A 2-year-old Indian-Pakistani American girl in Texas is in need of a lifesaving bone marrow donor and her family has partnered with nonprofit DKMS to find a match.
Alesha Kajani was diagnosed with bone marrow failure just before her first birthday, meaning she cannot produce her own blood cells. Her family has teamed up with DKMS, the nonprofit leading the fight against blood cancer, to find her a lifesaving match and urges individuals to join the registry, according to a DKMS news release
Unfortunately, DKMS notes, Alesha’s South Asian background makes it more difficult to find a match.
While patients find the best match in those who share the same ancestry, minorities are severely underrepresented in the bone marrow registry, greatly reducing their odds of finding a match.

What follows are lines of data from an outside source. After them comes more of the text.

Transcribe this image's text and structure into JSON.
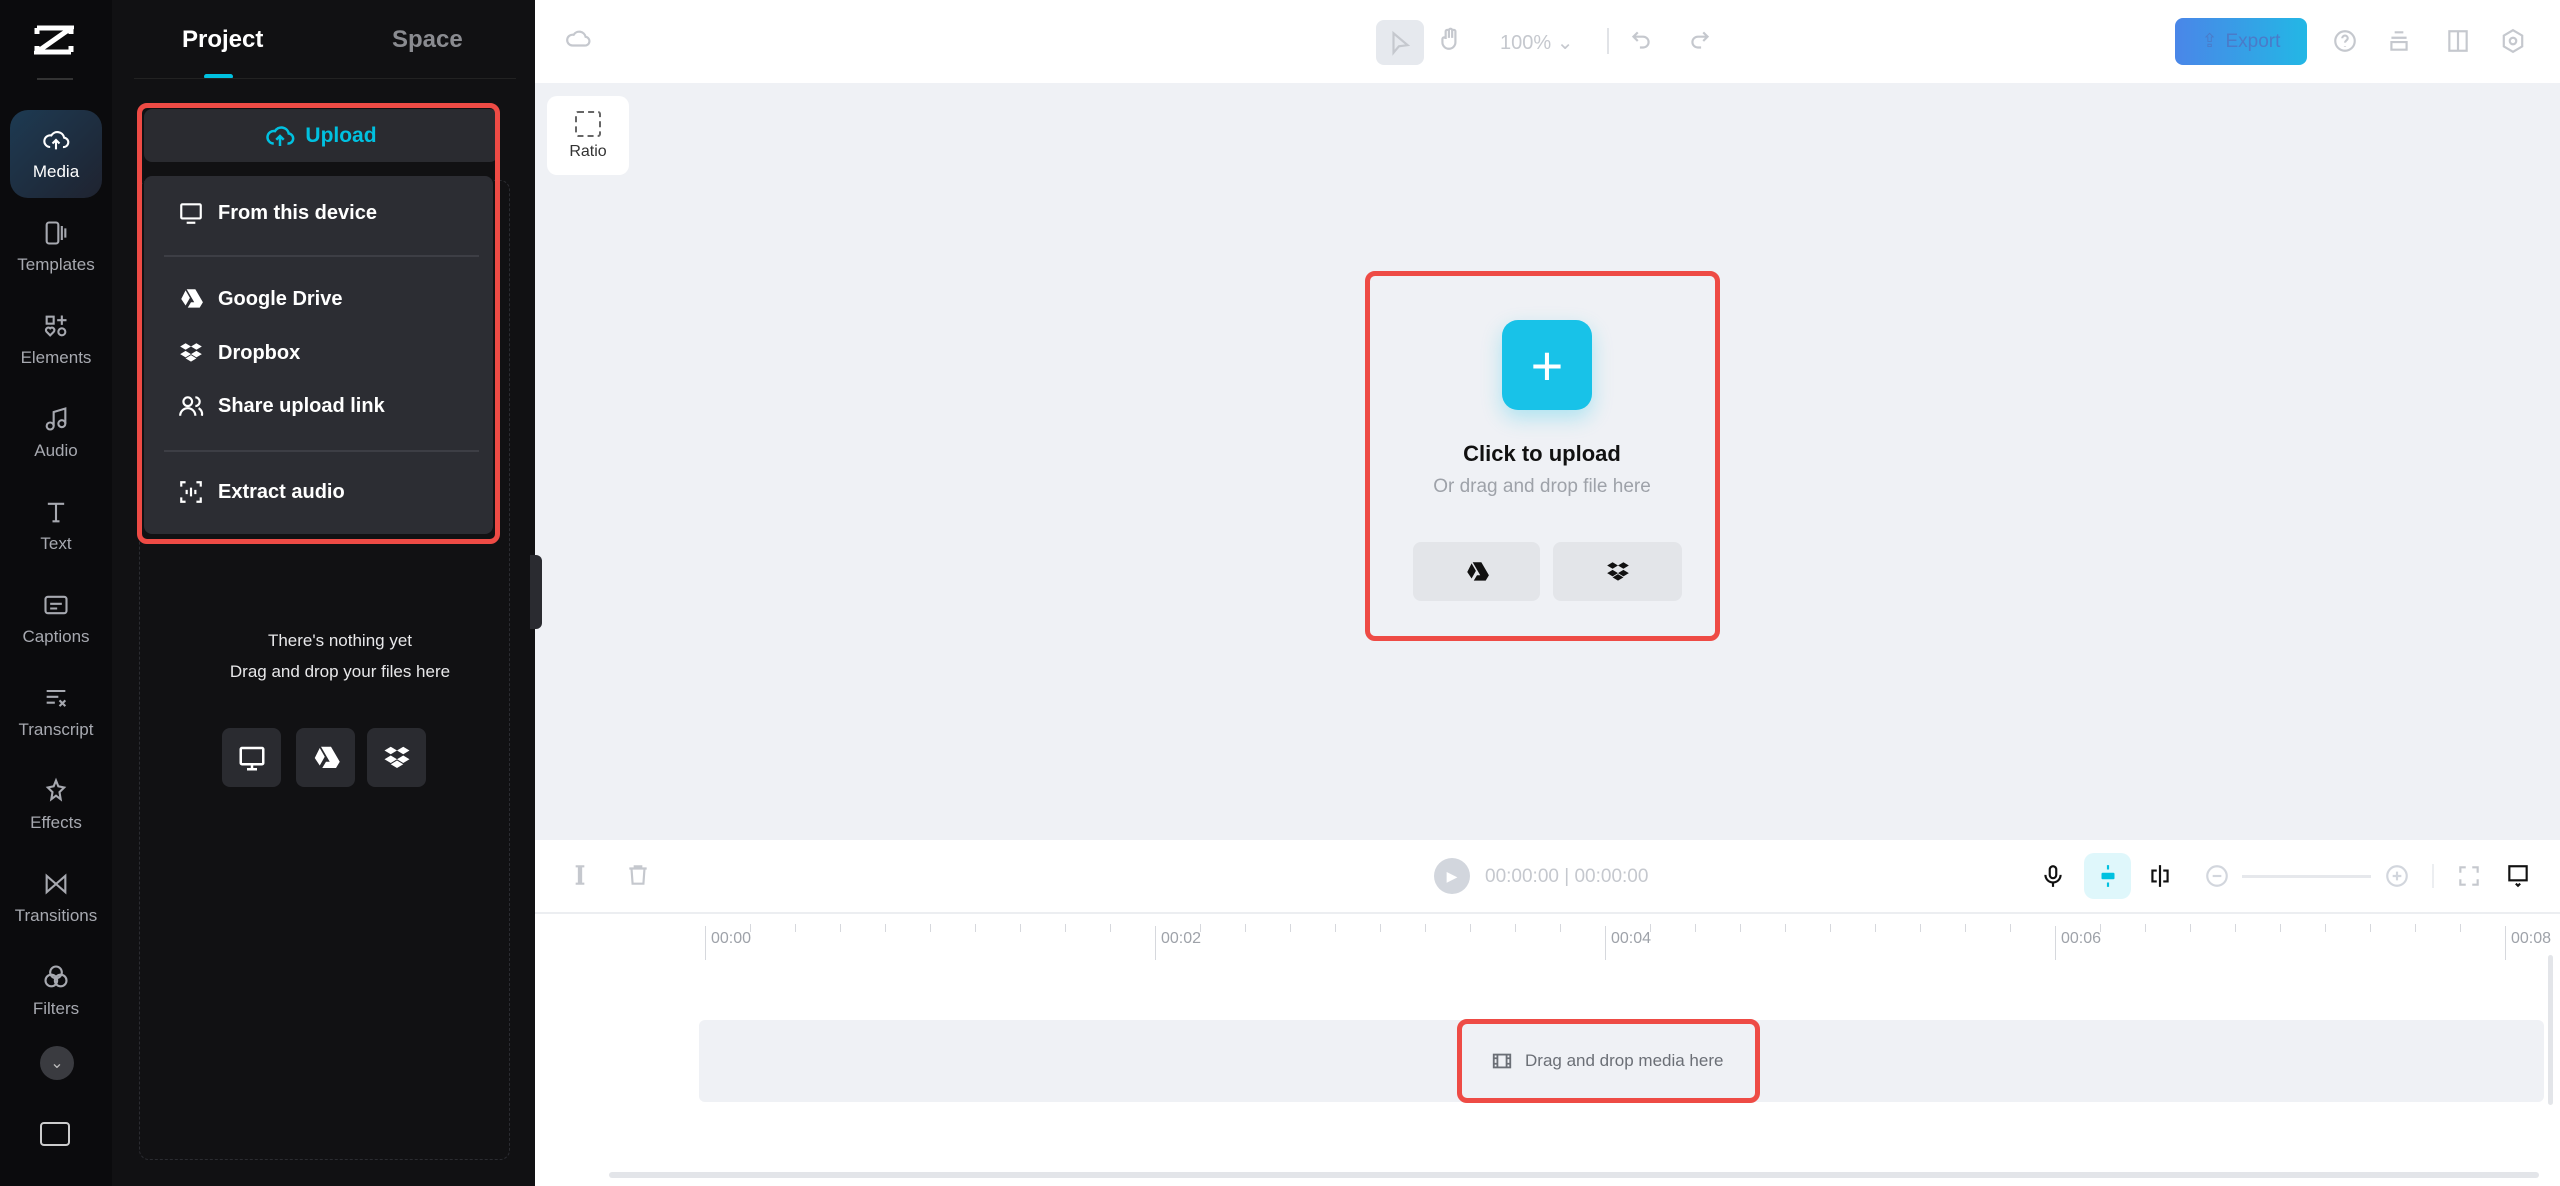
{
  "rail": {
    "items": [
      {
        "label": "Media",
        "icon": "cloud-upload-icon",
        "active": true
      },
      {
        "label": "Templates",
        "icon": "templates-icon"
      },
      {
        "label": "Elements",
        "icon": "elements-icon"
      },
      {
        "label": "Audio",
        "icon": "music-note-icon"
      },
      {
        "label": "Text",
        "icon": "text-icon"
      },
      {
        "label": "Captions",
        "icon": "captions-icon"
      },
      {
        "label": "Transcript",
        "icon": "transcript-icon"
      },
      {
        "label": "Effects",
        "icon": "effects-icon"
      },
      {
        "label": "Transitions",
        "icon": "transitions-icon"
      },
      {
        "label": "Filters",
        "icon": "filters-icon"
      }
    ]
  },
  "panel": {
    "tabs": [
      {
        "label": "Project",
        "active": true
      },
      {
        "label": "Space"
      }
    ],
    "upload_label": "Upload",
    "menu": [
      "From this device",
      "Google Drive",
      "Dropbox",
      "Share upload link",
      "Extract audio"
    ],
    "empty_title": "There's nothing yet",
    "empty_subtitle": "Drag and drop your files here"
  },
  "topbar": {
    "zoom": "100%",
    "export_label": "Export"
  },
  "canvas": {
    "ratio_label": "Ratio",
    "upload_title": "Click to upload",
    "upload_subtitle": "Or drag and drop file here"
  },
  "timeline": {
    "current_time": "00:00:00",
    "total_time": "00:00:00",
    "ruler": [
      "00:00",
      "00:02",
      "00:04",
      "00:06",
      "00:08"
    ],
    "track_hint": "Drag and drop media here"
  },
  "colors": {
    "accent": "#00c1e0",
    "highlight": "#ee4b45",
    "export_start": "#4a86e8",
    "export_end": "#23b7e5"
  }
}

Since Alesha is Indian-Pakistani, those who share similar backgrounds are most likely to be a match for the young girl; however, everyone is encouraged to register.
Now, at just 2 and a half years old, the young toddler is currently fighting for her life with only five percent of her cells remaining, the release said.
According to DKMS, 70 percent of people suffering from blood-related illnesses must rely on donors, often complete strangers, to save their life. Swabbing your cheek is all it takes to register as a potential donor.
Anyone in good health standing between the ages of 18-55 is encouraged to attend and register. The process involves filling out a simple form, understanding the donation methods and swabbing the inside of each cheek for 30 seconds, the release said.
To learn more or register as a potential donor, visit www.dkms.org/register.